If a line in the records below contains "Software", copy that line.

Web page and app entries
------------------------

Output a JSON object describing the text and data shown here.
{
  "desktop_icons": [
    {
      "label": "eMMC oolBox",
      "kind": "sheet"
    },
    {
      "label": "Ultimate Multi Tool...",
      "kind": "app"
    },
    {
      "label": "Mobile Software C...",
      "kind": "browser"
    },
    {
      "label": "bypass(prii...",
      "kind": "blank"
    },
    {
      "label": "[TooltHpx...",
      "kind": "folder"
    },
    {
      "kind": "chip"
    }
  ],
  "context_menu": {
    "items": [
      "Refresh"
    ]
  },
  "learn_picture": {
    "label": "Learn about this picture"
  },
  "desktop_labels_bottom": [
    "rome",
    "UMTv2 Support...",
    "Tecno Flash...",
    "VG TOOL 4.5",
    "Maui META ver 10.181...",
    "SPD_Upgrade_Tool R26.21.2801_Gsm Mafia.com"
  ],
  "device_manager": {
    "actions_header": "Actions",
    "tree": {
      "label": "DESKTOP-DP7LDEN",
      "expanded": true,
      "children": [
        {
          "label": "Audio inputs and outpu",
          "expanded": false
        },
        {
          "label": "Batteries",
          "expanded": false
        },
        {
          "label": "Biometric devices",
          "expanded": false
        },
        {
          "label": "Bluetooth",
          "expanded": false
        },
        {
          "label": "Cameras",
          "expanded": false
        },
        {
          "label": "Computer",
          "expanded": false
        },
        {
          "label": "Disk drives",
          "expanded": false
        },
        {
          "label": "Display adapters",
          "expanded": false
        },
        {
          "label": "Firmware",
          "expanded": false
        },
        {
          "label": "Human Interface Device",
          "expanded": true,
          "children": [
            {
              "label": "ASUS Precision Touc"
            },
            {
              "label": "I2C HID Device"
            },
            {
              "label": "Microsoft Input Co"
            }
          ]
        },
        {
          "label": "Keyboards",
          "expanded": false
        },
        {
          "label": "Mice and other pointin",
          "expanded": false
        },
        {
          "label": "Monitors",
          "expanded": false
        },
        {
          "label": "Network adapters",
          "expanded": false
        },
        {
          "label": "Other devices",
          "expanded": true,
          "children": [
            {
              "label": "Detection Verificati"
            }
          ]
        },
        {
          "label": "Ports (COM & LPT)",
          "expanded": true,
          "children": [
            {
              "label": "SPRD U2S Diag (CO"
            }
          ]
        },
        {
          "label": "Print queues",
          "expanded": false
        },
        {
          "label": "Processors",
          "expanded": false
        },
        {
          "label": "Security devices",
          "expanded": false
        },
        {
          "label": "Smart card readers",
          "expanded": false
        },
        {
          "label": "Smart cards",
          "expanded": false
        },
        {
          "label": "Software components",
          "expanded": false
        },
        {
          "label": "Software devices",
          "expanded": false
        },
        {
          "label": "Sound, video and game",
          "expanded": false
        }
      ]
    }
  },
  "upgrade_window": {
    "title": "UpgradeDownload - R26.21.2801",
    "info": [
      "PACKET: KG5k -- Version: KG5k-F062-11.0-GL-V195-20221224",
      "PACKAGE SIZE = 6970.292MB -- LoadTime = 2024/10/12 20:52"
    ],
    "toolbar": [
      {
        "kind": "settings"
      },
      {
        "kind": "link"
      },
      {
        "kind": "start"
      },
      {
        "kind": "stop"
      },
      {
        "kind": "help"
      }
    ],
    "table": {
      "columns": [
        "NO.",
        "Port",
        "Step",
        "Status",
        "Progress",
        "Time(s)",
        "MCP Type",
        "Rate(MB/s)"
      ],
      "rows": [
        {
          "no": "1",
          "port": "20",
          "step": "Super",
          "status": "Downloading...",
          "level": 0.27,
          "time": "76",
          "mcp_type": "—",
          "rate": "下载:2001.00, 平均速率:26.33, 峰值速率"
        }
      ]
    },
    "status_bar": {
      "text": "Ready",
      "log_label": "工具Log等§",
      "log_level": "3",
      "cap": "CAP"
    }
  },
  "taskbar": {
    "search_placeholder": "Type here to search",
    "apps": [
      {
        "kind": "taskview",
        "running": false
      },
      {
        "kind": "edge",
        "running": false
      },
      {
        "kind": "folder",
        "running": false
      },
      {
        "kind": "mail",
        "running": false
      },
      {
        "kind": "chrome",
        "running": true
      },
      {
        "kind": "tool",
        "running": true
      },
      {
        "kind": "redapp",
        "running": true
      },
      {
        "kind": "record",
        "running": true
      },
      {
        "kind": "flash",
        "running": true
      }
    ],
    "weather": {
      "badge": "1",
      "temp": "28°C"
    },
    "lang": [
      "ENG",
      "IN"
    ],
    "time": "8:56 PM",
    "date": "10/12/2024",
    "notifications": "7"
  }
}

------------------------

Completed task:
      "label": "Mobile Software C...",
          "label": "Software components",
          "label": "Software devices",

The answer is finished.